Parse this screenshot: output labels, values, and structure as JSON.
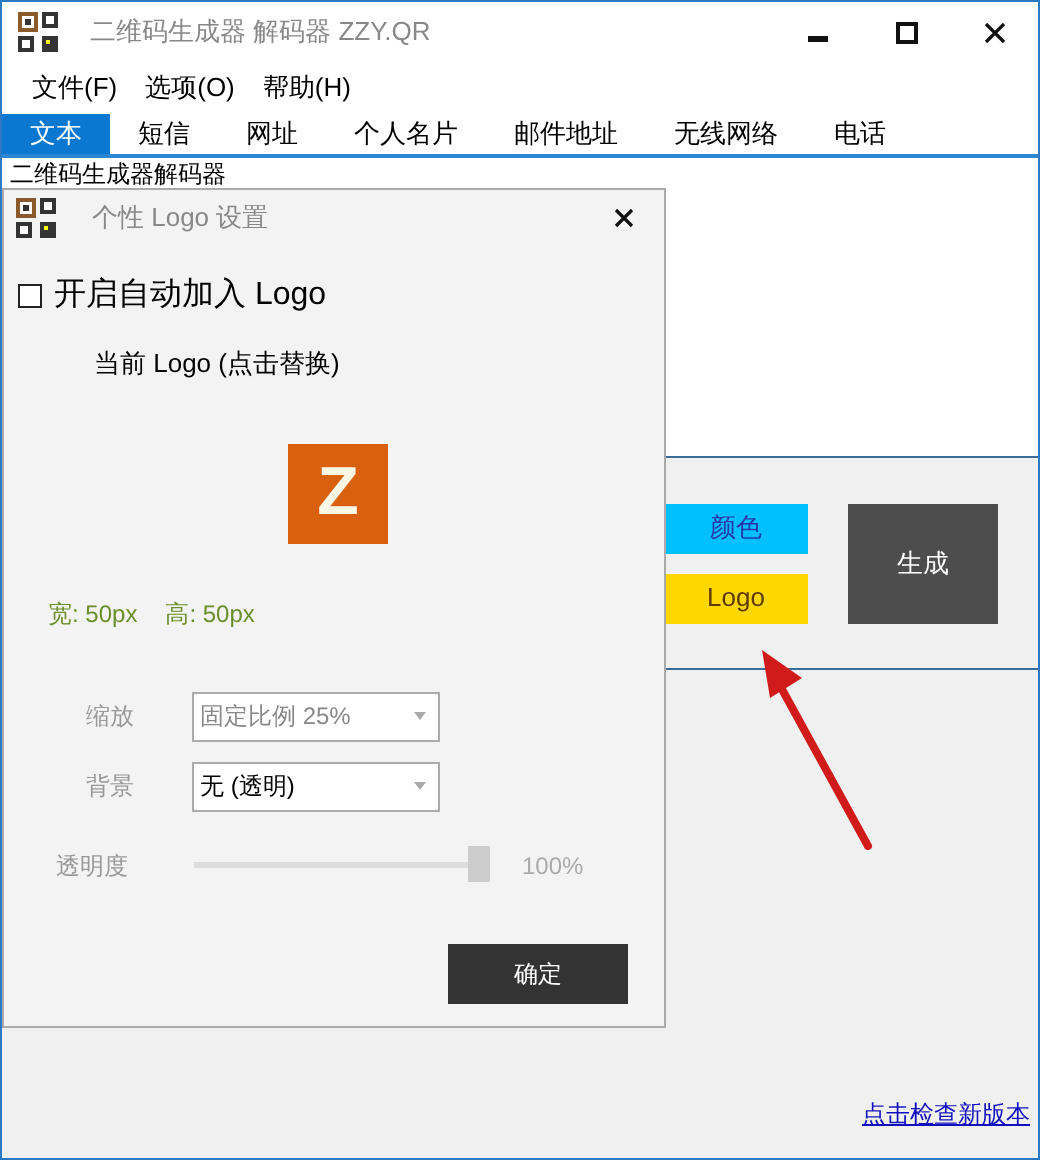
{
  "window": {
    "title": "二维码生成器 解码器 ZZY.QR"
  },
  "menu": [
    {
      "label": "文件(F)"
    },
    {
      "label": "选项(O)"
    },
    {
      "label": "帮助(H)"
    }
  ],
  "tabs": [
    {
      "label": "文本",
      "selected": true
    },
    {
      "label": "短信",
      "selected": false
    },
    {
      "label": "网址",
      "selected": false
    },
    {
      "label": "个人名片",
      "selected": false
    },
    {
      "label": "邮件地址",
      "selected": false
    },
    {
      "label": "无线网络",
      "selected": false
    },
    {
      "label": "电话",
      "selected": false
    }
  ],
  "text_area": {
    "value": "二维码生成器解码器"
  },
  "buttons": {
    "fill": "颜色",
    "logo": "Logo",
    "generate": "生成"
  },
  "update_link": "点击检查新版本",
  "dialog": {
    "title": "个性 Logo 设置",
    "auto_logo": {
      "label": "开启自动加入 Logo",
      "checked": false
    },
    "current_logo_label": "当前 Logo (点击替换)",
    "logo_letter": "Z",
    "width": "宽: 50px",
    "height": "高: 50px",
    "fields": [
      {
        "label": "缩放",
        "value": "固定比例 25%",
        "disabled": true
      },
      {
        "label": "背景",
        "value": "无 (透明)",
        "disabled": false
      }
    ],
    "opacity": {
      "label": "透明度",
      "level": 1,
      "reading": "100%",
      "disabled": true
    },
    "ok": "确定"
  }
}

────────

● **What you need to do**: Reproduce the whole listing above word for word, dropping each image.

● **Exercise solution**:
Parse this screenshot: output labels, values, and structure as JSON.
{
  "window": {
    "title": "二维码生成器 解码器 ZZY.QR"
  },
  "menu": [
    {
      "label": "文件(F)"
    },
    {
      "label": "选项(O)"
    },
    {
      "label": "帮助(H)"
    }
  ],
  "tabs": [
    {
      "label": "文本",
      "selected": true
    },
    {
      "label": "短信",
      "selected": false
    },
    {
      "label": "网址",
      "selected": false
    },
    {
      "label": "个人名片",
      "selected": false
    },
    {
      "label": "邮件地址",
      "selected": false
    },
    {
      "label": "无线网络",
      "selected": false
    },
    {
      "label": "电话",
      "selected": false
    }
  ],
  "text_area": {
    "value": "二维码生成器解码器"
  },
  "buttons": {
    "fill": "颜色",
    "logo": "Logo",
    "generate": "生成"
  },
  "update_link": "点击检查新版本",
  "dialog": {
    "title": "个性 Logo 设置",
    "auto_logo": {
      "label": "开启自动加入 Logo",
      "checked": false
    },
    "current_logo_label": "当前 Logo (点击替换)",
    "logo_letter": "Z",
    "width": "宽: 50px",
    "height": "高: 50px",
    "fields": [
      {
        "label": "缩放",
        "value": "固定比例 25%",
        "disabled": true
      },
      {
        "label": "背景",
        "value": "无 (透明)",
        "disabled": false
      }
    ],
    "opacity": {
      "label": "透明度",
      "level": 1,
      "reading": "100%",
      "disabled": true
    },
    "ok": "确定"
  }
}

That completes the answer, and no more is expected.